> [Try it]:
The output must reproduce each line of the data word for word.

> [Source records]:
━━━━━━━━━━
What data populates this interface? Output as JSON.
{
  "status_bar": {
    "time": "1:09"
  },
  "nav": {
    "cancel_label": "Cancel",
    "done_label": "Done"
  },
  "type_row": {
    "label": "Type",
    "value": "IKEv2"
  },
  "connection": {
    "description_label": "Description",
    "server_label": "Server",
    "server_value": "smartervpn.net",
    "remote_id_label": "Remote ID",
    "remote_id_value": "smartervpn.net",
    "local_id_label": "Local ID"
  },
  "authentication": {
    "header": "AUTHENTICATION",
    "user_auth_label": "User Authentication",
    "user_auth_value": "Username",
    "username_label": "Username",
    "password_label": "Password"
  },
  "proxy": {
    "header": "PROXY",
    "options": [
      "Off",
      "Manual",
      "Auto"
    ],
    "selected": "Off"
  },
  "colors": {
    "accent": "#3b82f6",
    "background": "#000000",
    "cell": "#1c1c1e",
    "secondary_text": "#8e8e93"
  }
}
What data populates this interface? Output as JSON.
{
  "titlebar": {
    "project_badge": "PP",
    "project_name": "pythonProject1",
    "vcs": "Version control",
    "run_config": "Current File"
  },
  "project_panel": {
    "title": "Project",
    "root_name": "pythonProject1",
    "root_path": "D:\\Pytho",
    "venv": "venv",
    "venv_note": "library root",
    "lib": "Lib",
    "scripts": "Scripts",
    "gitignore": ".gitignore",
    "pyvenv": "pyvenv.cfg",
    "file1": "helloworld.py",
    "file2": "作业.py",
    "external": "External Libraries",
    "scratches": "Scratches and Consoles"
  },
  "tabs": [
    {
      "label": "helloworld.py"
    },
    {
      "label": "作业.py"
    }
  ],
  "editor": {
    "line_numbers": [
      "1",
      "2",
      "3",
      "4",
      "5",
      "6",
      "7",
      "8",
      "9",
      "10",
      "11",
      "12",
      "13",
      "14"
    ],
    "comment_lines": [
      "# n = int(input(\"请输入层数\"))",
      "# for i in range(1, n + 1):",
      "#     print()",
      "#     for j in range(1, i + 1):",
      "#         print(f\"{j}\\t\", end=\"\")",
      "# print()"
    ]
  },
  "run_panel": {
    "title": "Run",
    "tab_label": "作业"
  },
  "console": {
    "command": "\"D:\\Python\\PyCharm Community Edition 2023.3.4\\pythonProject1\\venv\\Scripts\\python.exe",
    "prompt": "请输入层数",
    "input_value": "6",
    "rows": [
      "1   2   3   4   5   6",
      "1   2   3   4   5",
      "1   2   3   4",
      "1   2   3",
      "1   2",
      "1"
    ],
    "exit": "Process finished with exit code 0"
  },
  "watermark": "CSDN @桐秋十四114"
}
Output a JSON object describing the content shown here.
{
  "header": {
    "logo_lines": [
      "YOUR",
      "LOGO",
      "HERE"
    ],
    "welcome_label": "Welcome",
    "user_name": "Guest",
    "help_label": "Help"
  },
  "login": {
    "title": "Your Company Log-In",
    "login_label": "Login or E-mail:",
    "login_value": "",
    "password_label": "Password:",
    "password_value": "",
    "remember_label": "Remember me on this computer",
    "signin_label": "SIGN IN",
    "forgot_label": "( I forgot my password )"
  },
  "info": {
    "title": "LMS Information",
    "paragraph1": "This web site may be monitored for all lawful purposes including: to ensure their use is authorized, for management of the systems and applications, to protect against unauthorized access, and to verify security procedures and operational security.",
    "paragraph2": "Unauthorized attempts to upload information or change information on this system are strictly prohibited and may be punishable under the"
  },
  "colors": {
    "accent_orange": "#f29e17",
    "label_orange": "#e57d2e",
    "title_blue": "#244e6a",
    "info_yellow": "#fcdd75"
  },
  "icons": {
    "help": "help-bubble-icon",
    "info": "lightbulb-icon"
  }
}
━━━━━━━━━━
> [Solved problem]:
What data populates this interface? Output as JSON.
{
  "status_bar": {
    "time": "1:09"
  },
  "nav": {
    "cancel_label": "Cancel",
    "done_label": "Done"
  },
  "type_row": {
    "label": "Type",
    "value": "IKEv2"
  },
  "connection": {
    "description_label": "Description",
    "server_label": "Server",
    "server_value": "smartervpn.net",
    "remote_id_label": "Remote ID",
    "remote_id_value": "smartervpn.net",
    "local_id_label": "Local ID"
  },
  "authentication": {
    "header": "AUTHENTICATION",
    "user_auth_label": "User Authentication",
    "user_auth_value": "Username",
    "username_label": "Username",
    "password_label": "Password"
  },
  "proxy": {
    "header": "PROXY",
    "options": [
      "Off",
      "Manual",
      "Auto"
    ],
    "selected": "Off"
  },
  "colors": {
    "accent": "#3b82f6",
    "background": "#000000",
    "cell": "#1c1c1e",
    "secondary_text": "#8e8e93"
  }
}
What data populates this interface? Output as JSON.
{
  "titlebar": {
    "project_badge": "PP",
    "project_name": "pythonProject1",
    "vcs": "Version control",
    "run_config": "Current File"
  },
  "project_panel": {
    "title": "Project",
    "root_name": "pythonProject1",
    "root_path": "D:\\Pytho",
    "venv": "venv",
    "venv_note": "library root",
    "lib": "Lib",
    "scripts": "Scripts",
    "gitignore": ".gitignore",
    "pyvenv": "pyvenv.cfg",
    "file1": "helloworld.py",
    "file2": "作业.py",
    "external": "External Libraries",
    "scratches": "Scratches and Consoles"
  },
  "tabs": [
    {
      "label": "helloworld.py"
    },
    {
      "label": "作业.py"
    }
  ],
  "editor": {
    "line_numbers": [
      "1",
      "2",
      "3",
      "4",
      "5",
      "6",
      "7",
      "8",
      "9",
      "10",
      "11",
      "12",
      "13",
      "14"
    ],
    "comment_lines": [
      "# n = int(input(\"请输入层数\"))",
      "# for i in range(1, n + 1):",
      "#     print()",
      "#     for j in range(1, i + 1):",
      "#         print(f\"{j}\\t\", end=\"\")",
      "# print()"
    ]
  },
  "run_panel": {
    "title": "Run",
    "tab_label": "作业"
  },
  "console": {
    "command": "\"D:\\Python\\PyCharm Community Edition 2023.3.4\\pythonProject1\\venv\\Scripts\\python.exe",
    "prompt": "请输入层数",
    "input_value": "6",
    "rows": [
      "1   2   3   4   5   6",
      "1   2   3   4   5",
      "1   2   3   4",
      "1   2   3",
      "1   2",
      "1"
    ],
    "exit": "Process finished with exit code 0"
  },
  "watermark": "CSDN @桐秋十四114"
}
Output a JSON object describing the content shown here.
{
  "header": {
    "logo_lines": [
      "YOUR",
      "LOGO",
      "HERE"
    ],
    "welcome_label": "Welcome",
    "user_name": "Guest",
    "help_label": "Help"
  },
  "login": {
    "title": "Your Company Log-In",
    "login_label": "Login or E-mail:",
    "login_value": "",
    "password_label": "Password:",
    "password_value": "",
    "remember_label": "Remember me on this computer",
    "signin_label": "SIGN IN",
    "forgot_label": "( I forgot my password )"
  },
  "info": {
    "title": "LMS Information",
    "paragraph1": "This web site may be monitored for all lawful purposes including: to ensure their use is authorized, for management of the systems and applications, to protect against unauthorized access, and to verify security procedures and operational security.",
    "paragraph2": "Unauthorized attempts to upload information or change information on this system are strictly prohibited and may be punishable under the"
  },
  "colors": {
    "accent_orange": "#f29e17",
    "label_orange": "#e57d2e",
    "title_blue": "#244e6a",
    "info_yellow": "#fcdd75"
  },
  "icons": {
    "help": "help-bubble-icon",
    "info": "lightbulb-icon"
  }
}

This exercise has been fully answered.